What to produce: Find every line below that contains the word "juin" and copy it out.

____________________

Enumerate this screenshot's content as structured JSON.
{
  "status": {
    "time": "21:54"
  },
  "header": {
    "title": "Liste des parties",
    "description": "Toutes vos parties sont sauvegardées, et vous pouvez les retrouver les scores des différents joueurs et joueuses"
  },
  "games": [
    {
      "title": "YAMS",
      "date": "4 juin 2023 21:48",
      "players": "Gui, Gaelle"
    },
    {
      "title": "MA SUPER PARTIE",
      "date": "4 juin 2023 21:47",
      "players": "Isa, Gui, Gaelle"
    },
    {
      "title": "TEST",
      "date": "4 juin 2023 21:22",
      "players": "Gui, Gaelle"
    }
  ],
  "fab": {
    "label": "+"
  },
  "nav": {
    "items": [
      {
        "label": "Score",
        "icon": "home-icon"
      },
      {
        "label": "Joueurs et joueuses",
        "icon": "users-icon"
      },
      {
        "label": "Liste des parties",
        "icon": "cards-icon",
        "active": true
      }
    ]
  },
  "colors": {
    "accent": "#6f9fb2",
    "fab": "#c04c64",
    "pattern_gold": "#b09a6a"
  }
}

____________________

Written answer:
      "date": "4 juin 2023 21:48",
      "date": "4 juin 2023 21:47",
      "date": "4 juin 2023 21:22",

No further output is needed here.